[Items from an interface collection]
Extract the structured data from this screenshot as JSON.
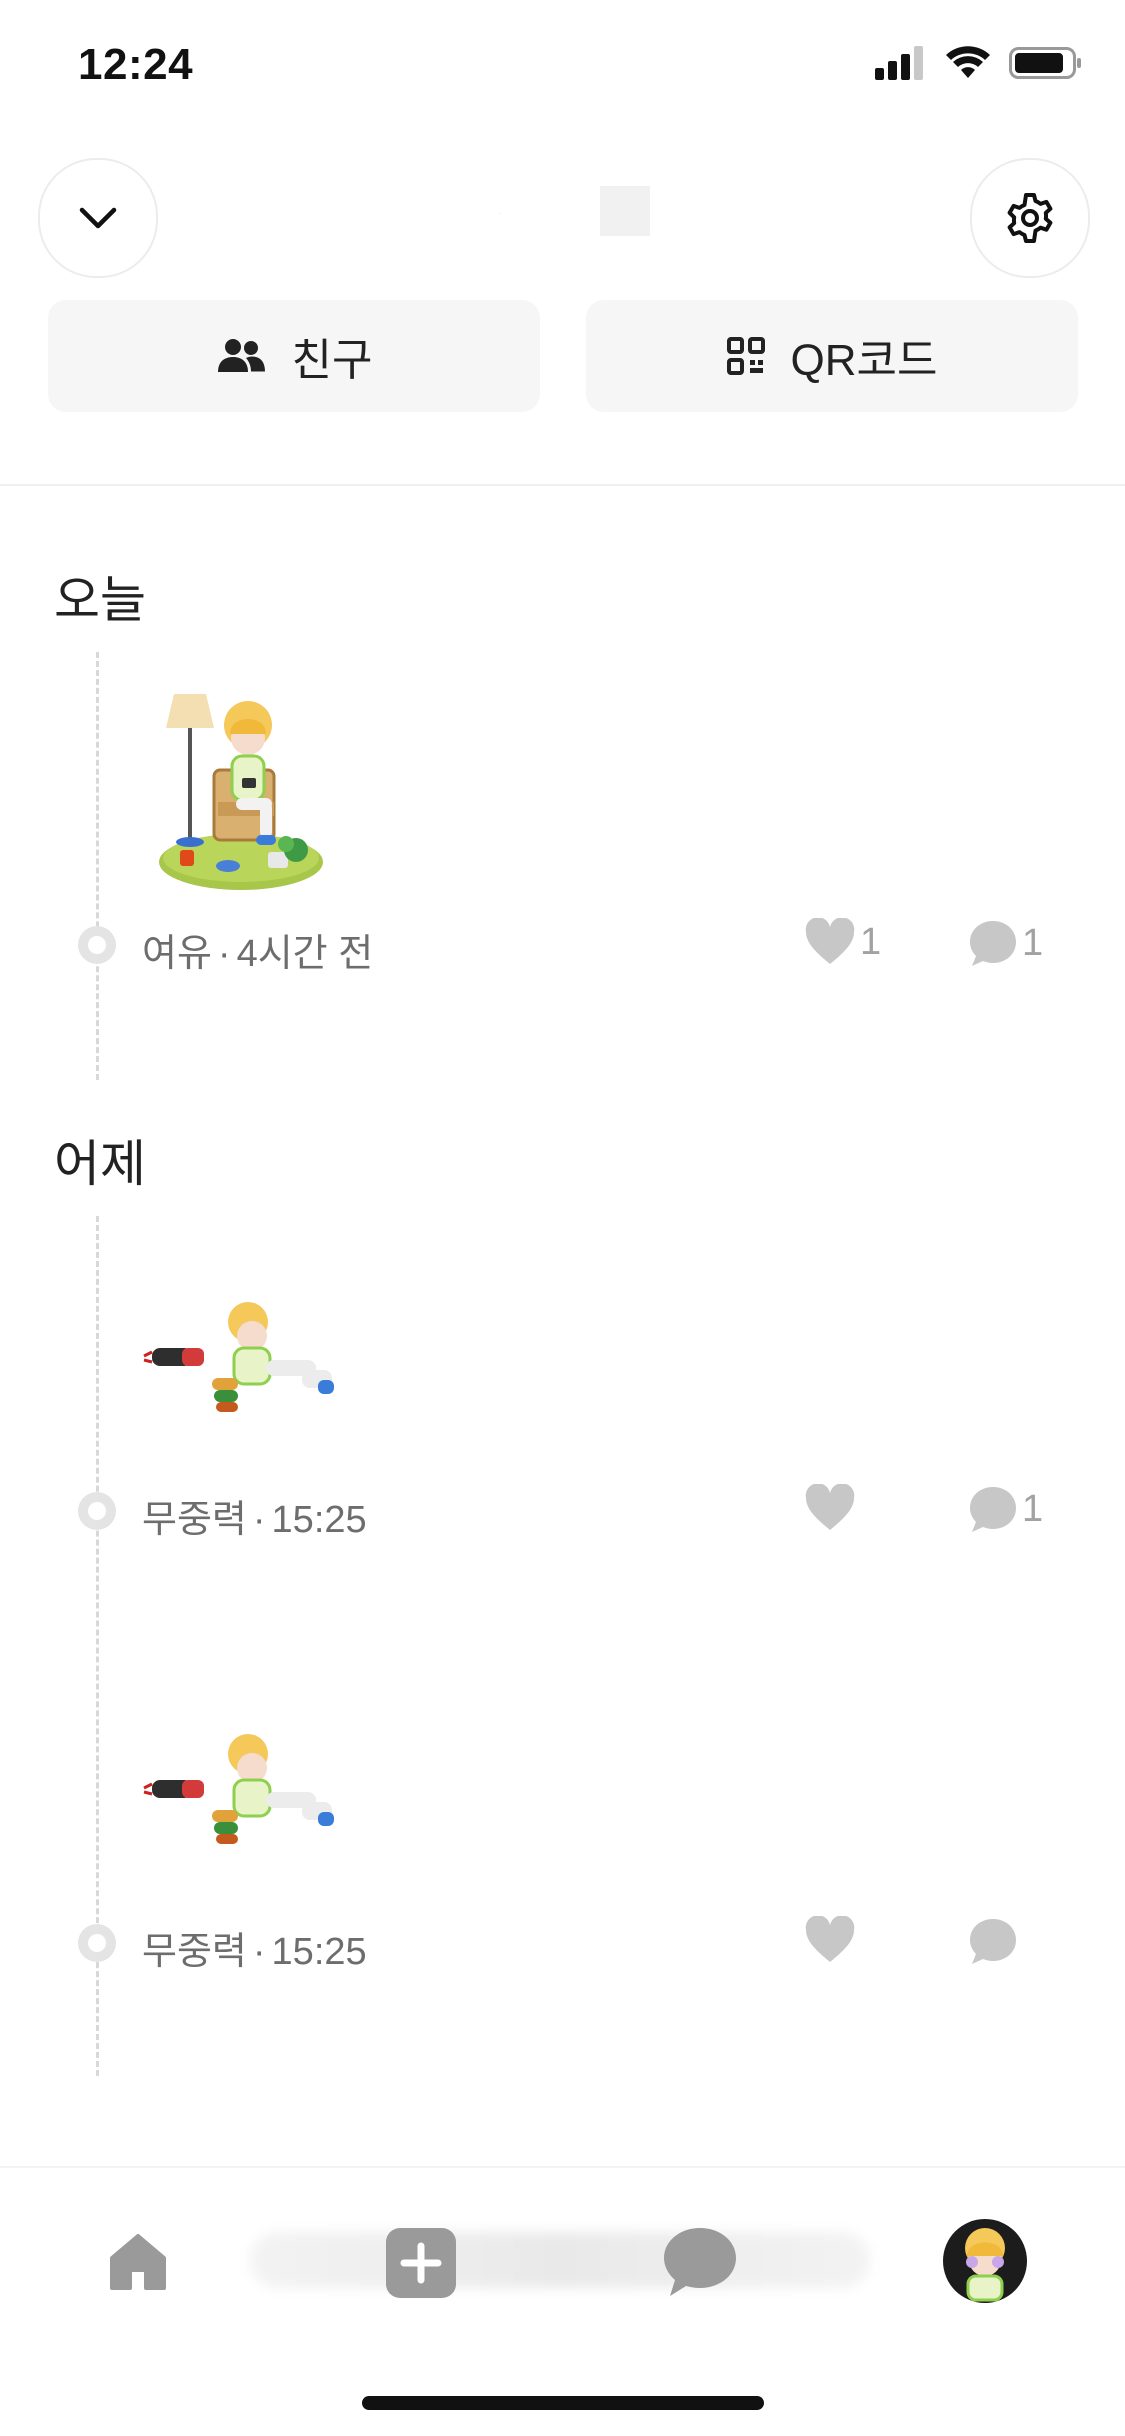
{
  "status_bar": {
    "time": "12:24"
  },
  "header": {
    "title": "."
  },
  "tabs": [
    {
      "label": "친구",
      "icon": "people-icon"
    },
    {
      "label": "QR코드",
      "icon": "qr-code-icon"
    }
  ],
  "sections": [
    {
      "heading": "오늘",
      "posts": [
        {
          "mood": "여유",
          "time": "4시간 전",
          "likes": "1",
          "comments": "1",
          "image": "avatar-reading-chair-lamp"
        }
      ]
    },
    {
      "heading": "어제",
      "posts": [
        {
          "mood": "무중력",
          "time": "15:25",
          "likes": "",
          "comments": "1",
          "image": "avatar-floating-zero-gravity"
        },
        {
          "mood": "무중력",
          "time": "15:25",
          "likes": "",
          "comments": "",
          "image": "avatar-floating-zero-gravity"
        }
      ]
    }
  ],
  "meta_separator": "·",
  "bottom_nav": {
    "items": [
      "home-icon",
      "add-icon",
      "chat-icon",
      "profile-avatar"
    ]
  }
}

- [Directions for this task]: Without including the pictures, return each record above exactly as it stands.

- [Exercise solution]:
Extract the structured data from this screenshot as JSON.
{
  "status_bar": {
    "time": "12:24"
  },
  "header": {
    "title": "."
  },
  "tabs": [
    {
      "label": "친구",
      "icon": "people-icon"
    },
    {
      "label": "QR코드",
      "icon": "qr-code-icon"
    }
  ],
  "sections": [
    {
      "heading": "오늘",
      "posts": [
        {
          "mood": "여유",
          "time": "4시간 전",
          "likes": "1",
          "comments": "1",
          "image": "avatar-reading-chair-lamp"
        }
      ]
    },
    {
      "heading": "어제",
      "posts": [
        {
          "mood": "무중력",
          "time": "15:25",
          "likes": "",
          "comments": "1",
          "image": "avatar-floating-zero-gravity"
        },
        {
          "mood": "무중력",
          "time": "15:25",
          "likes": "",
          "comments": "",
          "image": "avatar-floating-zero-gravity"
        }
      ]
    }
  ],
  "meta_separator": "·",
  "bottom_nav": {
    "items": [
      "home-icon",
      "add-icon",
      "chat-icon",
      "profile-avatar"
    ]
  }
}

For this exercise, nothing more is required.